Standing Rock Sioux claim ‘major victory’ in Dakota Access fight

A federal judge orders the Army Corps of Engineers to redo parts of the environmental study that led to the pipeline’s approval.

CREDIT: AP Photo/Jacquelyn Martin
CREDIT: AP Photo/Jacquelyn Martin

A federal judge has ruled that the Trump administration’s approval of the controversial Dakota Access Pipeline violated federal law in certain critical respects and has ordered the Army Corps of Engineers to reconsider parts of its environmental analysis.

The decision marks the first legal victory of the Trump presidency for the Standing Rock Sioux, which have been fighting the pipeline for nearly a year.

“This decision marks an important turning point,” Jan Hasselman, an Earthjustice attorney representing the tribe, said in a statement. “Until now, the rights of the Standing Rock Sioux Tribe have been disregarded by the builders of the Dakota Access Pipeline and the Trump Administration — prompting a well-deserved global outcry. The federal courts have stepped in where our political systems have failed to protect the rights of Native communities.”

The judge did not render a decision on whether the pipeline — which has been transporting oil since June 1 — should remain operational while the Army Corps reconsiders the environmental study. Parties were asked to present arguments for or against that question at a briefing to be held next week.

The Dakota Access Pipeline extends 1,168 miles from North Dakota to Illinois and is capable of transporting 570,000 barrels of crude oil a day from the Bakken oil fields of North Dakota to a distribution hub in Illinois. From there, the oil is transported via separate pipelines to refineries along the Gulf coast.

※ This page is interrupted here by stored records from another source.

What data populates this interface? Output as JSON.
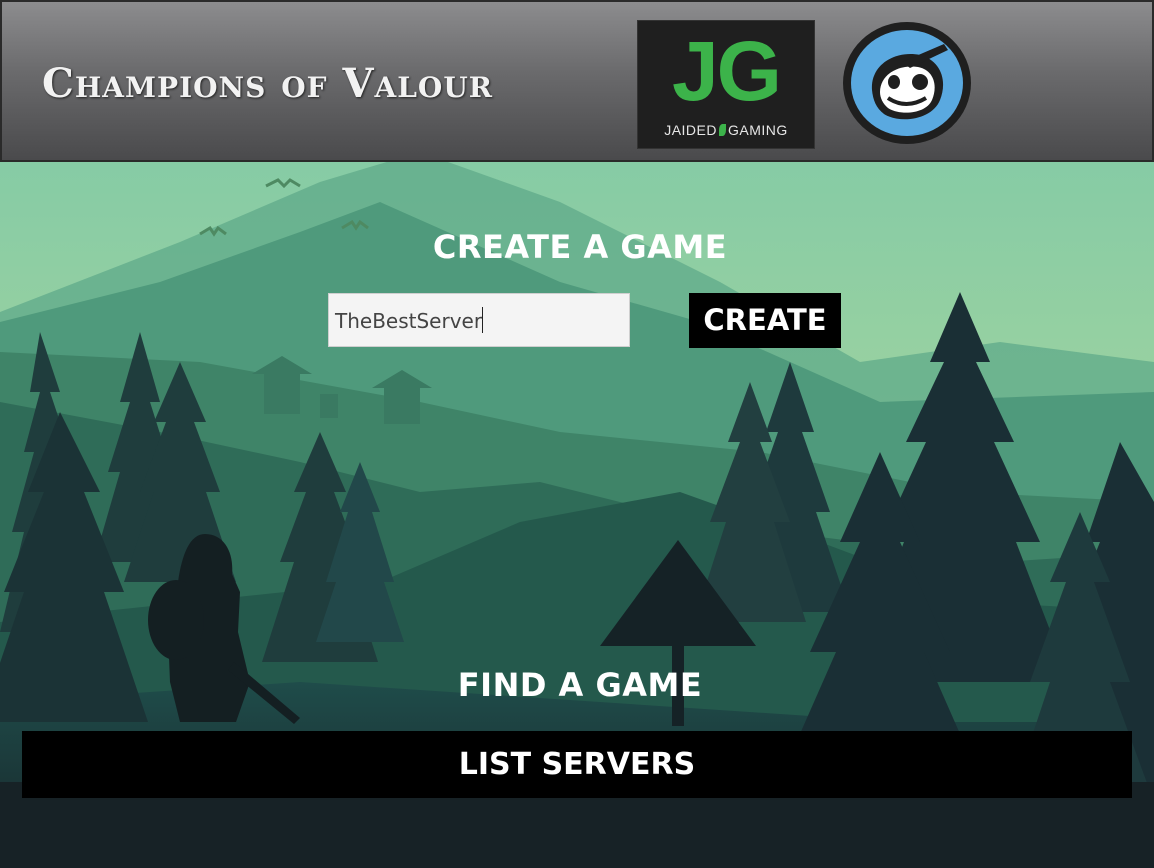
{
  "header": {
    "title": "Champions of Valour",
    "jg_logo": {
      "letters": "JG",
      "left_word": "JAIDED",
      "right_word": "GAMING",
      "color": "#3cb34a"
    },
    "mascot_icon": "round-mascot-logo-icon"
  },
  "create": {
    "heading": "CREATE A GAME",
    "server_name_value": "TheBestServer",
    "button_label": "CREATE"
  },
  "find": {
    "heading": "FIND A GAME",
    "button_label": "LIST SERVERS"
  },
  "colors": {
    "sky_top": "#86cba5",
    "sky_bottom": "#c2dd9a",
    "forest_dark": "#1b2b30"
  }
}
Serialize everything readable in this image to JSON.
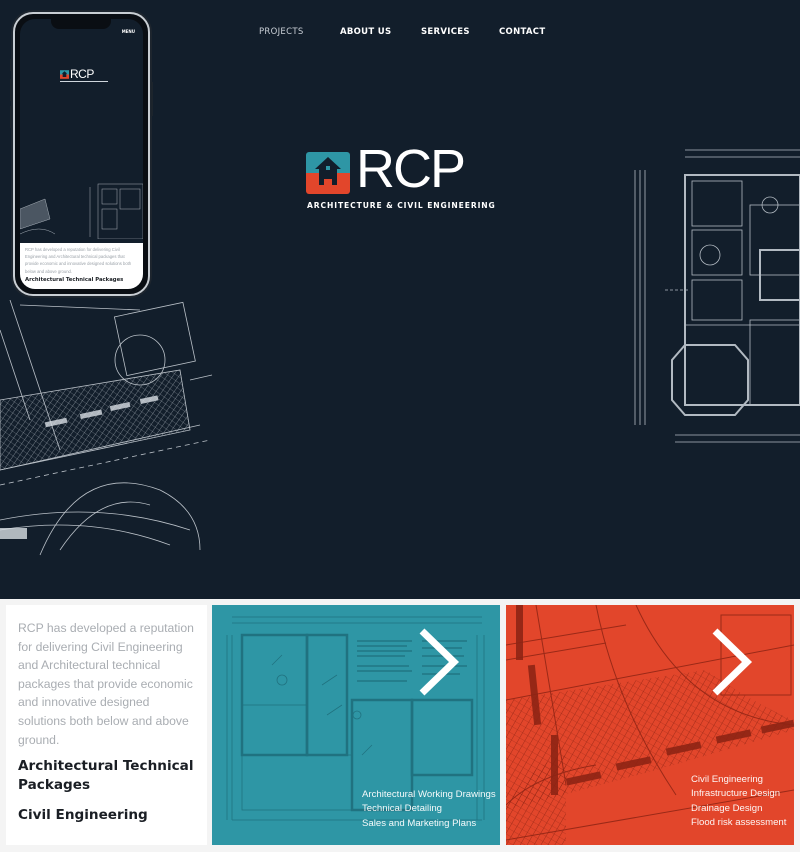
{
  "nav": {
    "items": [
      {
        "label": "PROJECTS",
        "active": true
      },
      {
        "label": "ABOUT US",
        "active": false
      },
      {
        "label": "SERVICES",
        "active": false
      },
      {
        "label": "CONTACT",
        "active": false
      }
    ]
  },
  "brand": {
    "name": "RCP",
    "tagline": "ARCHITECTURE & CIVIL ENGINEERING",
    "colors": {
      "navy": "#121e2b",
      "teal": "#2e96a5",
      "red": "#e2462b"
    },
    "logo_icon": "house-icon"
  },
  "phone_preview": {
    "menu_label": "MENU",
    "logo_text": "RCP",
    "intro": "RCP has developed a reputation for delivering Civil Engineering and Architectural technical packages that provide economic and innovative designed solutions both below and above ground.",
    "heading": "Architectural Technical Packages"
  },
  "intro": {
    "text": "RCP has developed a reputation for delivering Civil Engineering and Architectural technical packages that provide economic and innovative designed solutions both below and above ground.",
    "links": [
      "Architectural Technical Packages",
      "Civil Engineering"
    ]
  },
  "cards": [
    {
      "name": "architectural",
      "icon": "chevron-right-icon",
      "services": [
        "Architectural Working Drawings",
        "Technical Detailing",
        "Sales and Marketing Plans"
      ]
    },
    {
      "name": "civil",
      "icon": "chevron-right-icon",
      "services": [
        "Civil Engineering",
        "Infrastructure Design",
        "Drainage Design",
        "Flood risk assessment"
      ]
    }
  ]
}
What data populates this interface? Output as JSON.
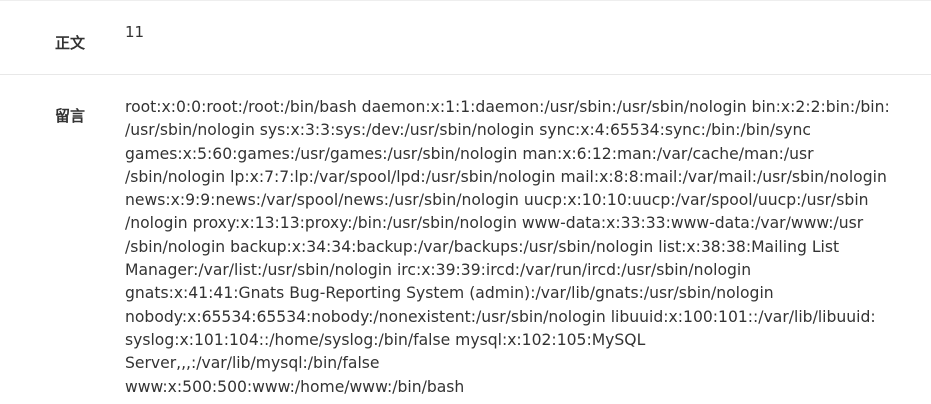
{
  "fields": [
    {
      "label": "正文",
      "value": "11"
    },
    {
      "label": "留言",
      "value": "root:x:0:0:root:/root:/bin/bash daemon:x:1:1:daemon:/usr/sbin:/usr/sbin/nologin bin:x:2:2:bin:/bin:\n/usr/sbin/nologin sys:x:3:3:sys:/dev:/usr/sbin/nologin sync:x:4:65534:sync:/bin:/bin/sync\ngames:x:5:60:games:/usr/games:/usr/sbin/nologin man:x:6:12:man:/var/cache/man:/usr\n/sbin/nologin lp:x:7:7:lp:/var/spool/lpd:/usr/sbin/nologin mail:x:8:8:mail:/var/mail:/usr/sbin/nologin\nnews:x:9:9:news:/var/spool/news:/usr/sbin/nologin uucp:x:10:10:uucp:/var/spool/uucp:/usr/sbin\n/nologin proxy:x:13:13:proxy:/bin:/usr/sbin/nologin www-data:x:33:33:www-data:/var/www:/usr\n/sbin/nologin backup:x:34:34:backup:/var/backups:/usr/sbin/nologin list:x:38:38:Mailing List\nManager:/var/list:/usr/sbin/nologin irc:x:39:39:ircd:/var/run/ircd:/usr/sbin/nologin\ngnats:x:41:41:Gnats Bug-Reporting System (admin):/var/lib/gnats:/usr/sbin/nologin\nnobody:x:65534:65534:nobody:/nonexistent:/usr/sbin/nologin libuuid:x:100:101::/var/lib/libuuid:\nsyslog:x:101:104::/home/syslog:/bin/false mysql:x:102:105:MySQL Server,,,:/var/lib/mysql:/bin/false\nwww:x:500:500:www:/home/www:/bin/bash"
    }
  ]
}
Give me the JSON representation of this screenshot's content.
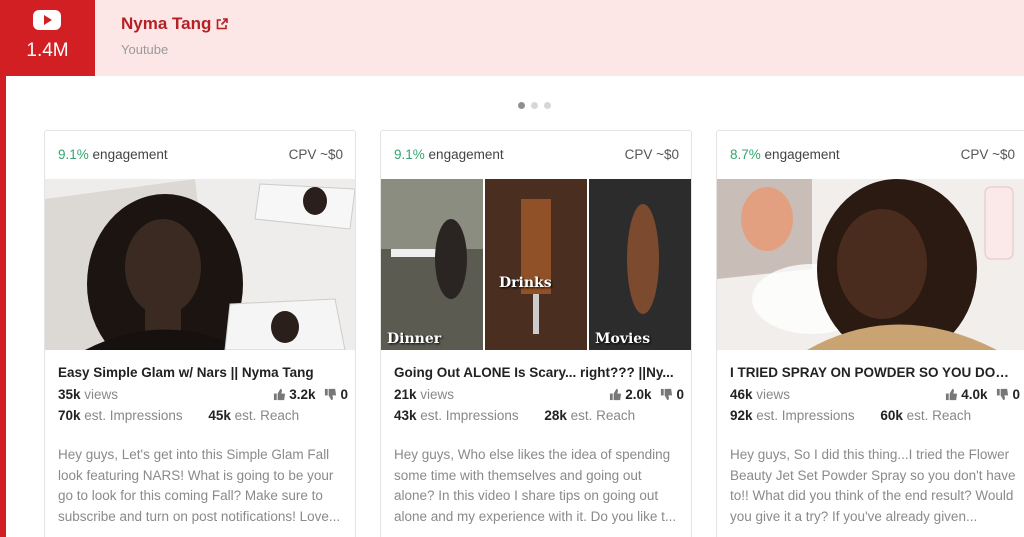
{
  "header": {
    "follower_count": "1.4M",
    "creator_name": "Nyma Tang",
    "platform": "Youtube"
  },
  "carousel": {
    "dots": 3,
    "active_index": 0
  },
  "cards": [
    {
      "engagement_pct": "9.1%",
      "engagement_label": "engagement",
      "cpv": "CPV ~$0",
      "title": "Easy Simple Glam w/ Nars || Nyma Tang",
      "views": "35k",
      "views_label": "views",
      "likes": "3.2k",
      "dislikes": "0",
      "impressions": "70k",
      "impressions_label": "est. Impressions",
      "reach": "45k",
      "reach_label": "est. Reach",
      "description": "Hey guys, Let's get into this Simple Glam Fall look featuring NARS! What is going to be your go to look for this coming Fall? Make sure to subscribe and turn on post notifications! Love..."
    },
    {
      "engagement_pct": "9.1%",
      "engagement_label": "engagement",
      "cpv": "CPV ~$0",
      "title": "Going Out ALONE Is Scary... right??? ||Ny...",
      "views": "21k",
      "views_label": "views",
      "likes": "2.0k",
      "dislikes": "0",
      "impressions": "43k",
      "impressions_label": "est. Impressions",
      "reach": "28k",
      "reach_label": "est. Reach",
      "thumb_words": [
        "Dinner",
        "Drinks",
        "Movies"
      ],
      "description": "Hey guys, Who else likes the idea of spending some time with themselves and going out alone? In this video I share tips on going out alone and my experience with it. Do you like t..."
    },
    {
      "engagement_pct": "8.7%",
      "engagement_label": "engagement",
      "cpv": "CPV ~$0",
      "title": "I TRIED SPRAY ON POWDER SO YOU DON'...",
      "views": "46k",
      "views_label": "views",
      "likes": "4.0k",
      "dislikes": "0",
      "impressions": "92k",
      "impressions_label": "est. Impressions",
      "reach": "60k",
      "reach_label": "est. Reach",
      "description": "Hey guys, So I did this thing...I tried the Flower Beauty Jet Set Powder Spray so you don't have to!! What did you think of the end result? Would you give it a try? If you've already given..."
    }
  ],
  "colors": {
    "brand_red": "#d11f23",
    "header_bg": "#fce6e6",
    "engagement_green": "#38a56f"
  },
  "icons": [
    "youtube-icon",
    "external-link-icon",
    "thumbs-up-icon",
    "thumbs-down-icon"
  ]
}
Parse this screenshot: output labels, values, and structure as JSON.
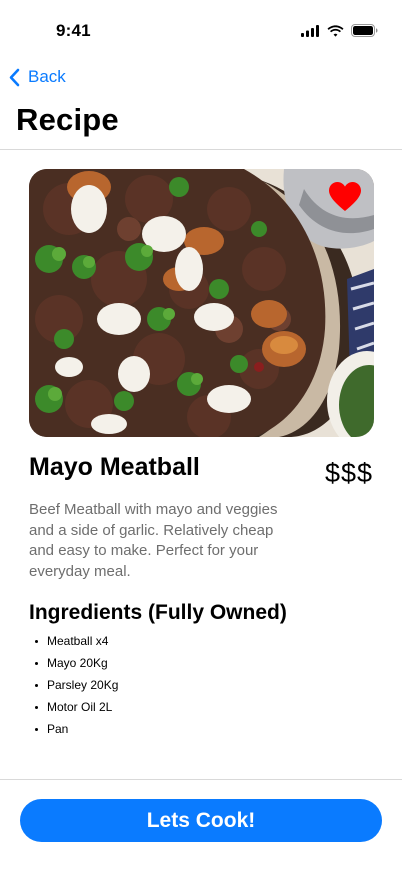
{
  "status_bar": {
    "time": "9:41"
  },
  "nav": {
    "back_label": "Back",
    "title": "Recipe"
  },
  "recipe": {
    "name": "Mayo Meatball",
    "price": "$$$",
    "description": "Beef Meatball with mayo and veggies and a side of garlic. Relatively cheap and easy to make. Perfect for your everyday meal.",
    "favorite": true,
    "ingredients_title": "Ingredients (Fully Owned)",
    "ingredients": [
      "Meatball x4",
      "Mayo 20Kg",
      "Parsley 20Kg",
      "Motor Oil 2L",
      "Pan"
    ]
  },
  "footer": {
    "cta_label": "Lets Cook!"
  },
  "colors": {
    "accent": "#0a7bff",
    "favorite": "#ff0000",
    "description_text": "#6e6e6e"
  }
}
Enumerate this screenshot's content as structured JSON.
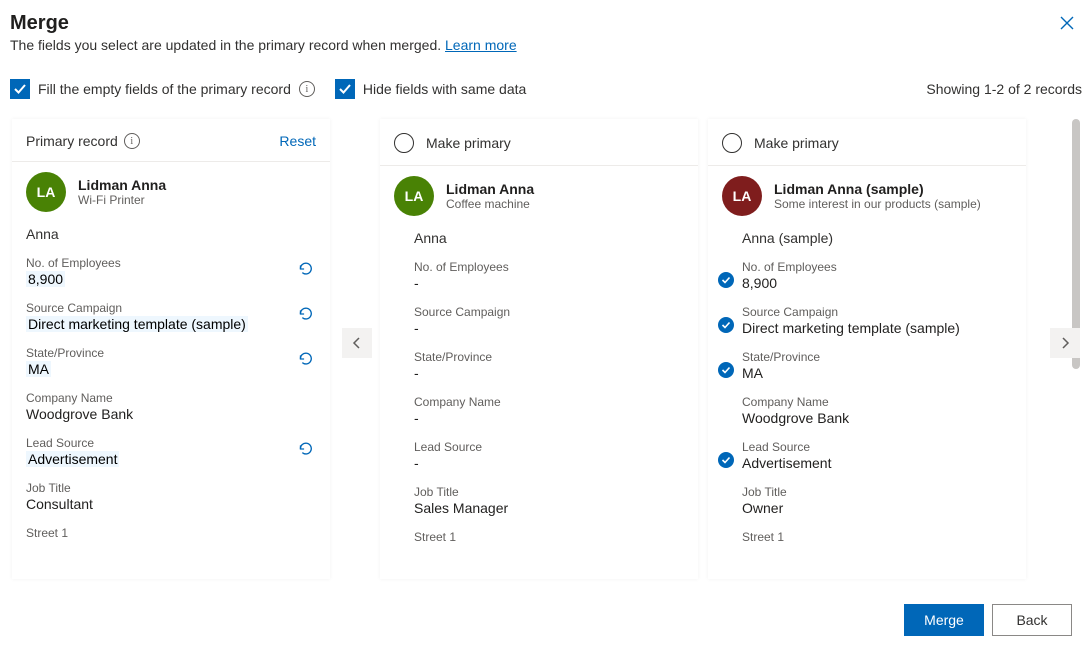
{
  "title": "Merge",
  "subtitle_prefix": "The fields you select are updated in the primary record when merged. ",
  "learn_more": "Learn more",
  "options": {
    "fill_empty": "Fill the empty fields of the primary record",
    "hide_same": "Hide fields with same data"
  },
  "records_count": "Showing 1-2 of 2 records",
  "labels": {
    "primary_record": "Primary record",
    "reset": "Reset",
    "make_primary": "Make primary"
  },
  "fields": {
    "no_employees": "No. of Employees",
    "source_campaign": "Source Campaign",
    "state": "State/Province",
    "company": "Company Name",
    "lead_source": "Lead Source",
    "job_title": "Job Title",
    "street1": "Street 1"
  },
  "primary": {
    "initials": "LA",
    "name": "Lidman Anna",
    "sub": "Wi-Fi Printer",
    "topic": "Anna",
    "no_employees": "8,900",
    "source_campaign": "Direct marketing template (sample)",
    "state": "MA",
    "company": "Woodgrove Bank",
    "lead_source": "Advertisement",
    "job_title": "Consultant",
    "street1": ""
  },
  "record2": {
    "initials": "LA",
    "name": "Lidman Anna",
    "sub": "Coffee machine",
    "topic": "Anna",
    "no_employees": "-",
    "source_campaign": "-",
    "state": "-",
    "company": "-",
    "lead_source": "-",
    "job_title": "Sales Manager",
    "street1": ""
  },
  "record3": {
    "initials": "LA",
    "name": "Lidman Anna (sample)",
    "sub": "Some interest in our products (sample)",
    "topic": "Anna (sample)",
    "no_employees": "8,900",
    "source_campaign": "Direct marketing template (sample)",
    "state": "MA",
    "company": "Woodgrove Bank",
    "lead_source": "Advertisement",
    "job_title": "Owner",
    "street1": ""
  },
  "buttons": {
    "merge": "Merge",
    "back": "Back"
  }
}
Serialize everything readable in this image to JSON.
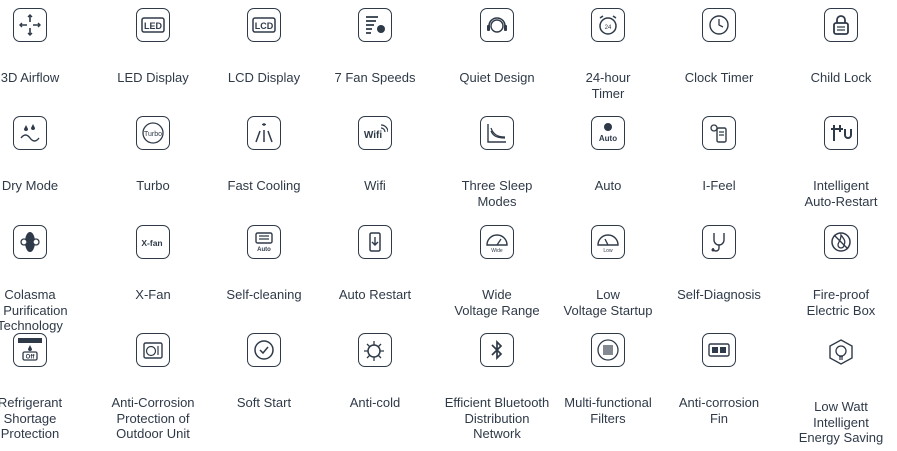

The Standing Rock Sioux’s fight against the Dakota Access Pipeline gained national attention last fall, when thousands traveled to North Dakota to join protest camps that had formed near the site of pipeline construction. The tribe argued that they had not been properly consulted in the pipeline permitting process, and they contended that allowing the pipeline to cross under Lake Oahe — just a half mile north of the tribe’s reservation — would endanger both sacred tribal resources and the tribe’s only source of drinking water.

In December, the Obama administration ordered a temporary hold on pipeline construction while the Army Corps conducted a full environmental impact study to determine whether the pipeline had been appropriately sited. But the Trump administration quickly reversed that decision, issuing an executive order just days after his inauguration that directed the Army Corps to “review and approve in an expedited manner” permits for the Dakota Access pipeline. Following those instructions, the Army Corps granted the final easement for the pipeline — allowing it to cross beneath Lake Oahe —just weeks later.

The Standing Rock Sioux instantly challenged the pipeline’s approval, arguing that the Trump administration had failed to review the project for any “significant” environmental impacts — a violation of the National Environmental Policy Act (NEPA), which requires environmental assessments for all major federal projects.

In his decision, U.S. District Judge James Boasberg, of the U.S. District Court for the District of Columbia, agreed with the tribe that the Army Corps environmental assessment fell short in some — but not all — aspects. Boasberg pointed specifically to the environmental assessment’s shortcomings with regards to the impact of an oil spill on “fishing rights, hunting rights, or environmental justice,” as well as “the degree to which the pipeline’s effects are likely to be highly controversial.”

“This is a huge victory for the tribal nations of the Oceti Sakowin, Water Protectors around the world, and for the Indigenous leaders who led organizing efforts to stop the Dakota Access Pipeline,” Dallas Goldtooth, national Keep It In the Ground organizer with the Indigenous Environmental Network, said in a press statement after Boasberg’s decision was rendered. We’re ecstatic with the court’s decision, and applaud the Standing Rock Sioux Tribe and Cheyenne Sioux for continuing to hold the line and take the fight against the Trump administration and the Dakota Access Pipeline to the nation’s courts.”

Beyond legal concerns, Energy Transfer Partners — the Texas-based company behind the Dakota Access pipeline — has suffered a string of spills and leaks related to both the Dakota Access pipeline and another pipeline project in Ohio. In April, the company admitted to spilling over two million gallons of drilling fluids into “pristine” wetlands in Ohio, according to reports submitted to the state EPA. The spill occurred during construction of a natural gas pipeline, which would stretch 710 miles from Appalachia to Ontario, Canada.

The Dakota Access pipeline leaked three times before becoming operational, spilling a total of 188 gallons of oil. No single spill was large enough to be considered “significant” by the Pipeline and Hazardous Materials Safety Administration, though pipeline protesters noted at the time that the leaks were merely a reminder of risks that communities near the pipelines face.

In April, Judge Boasberg ruled that Energy Transfer Partners could shield certain information about the Dakota Access pipeline — such as spill risks along certain points of the pipeline — from public view.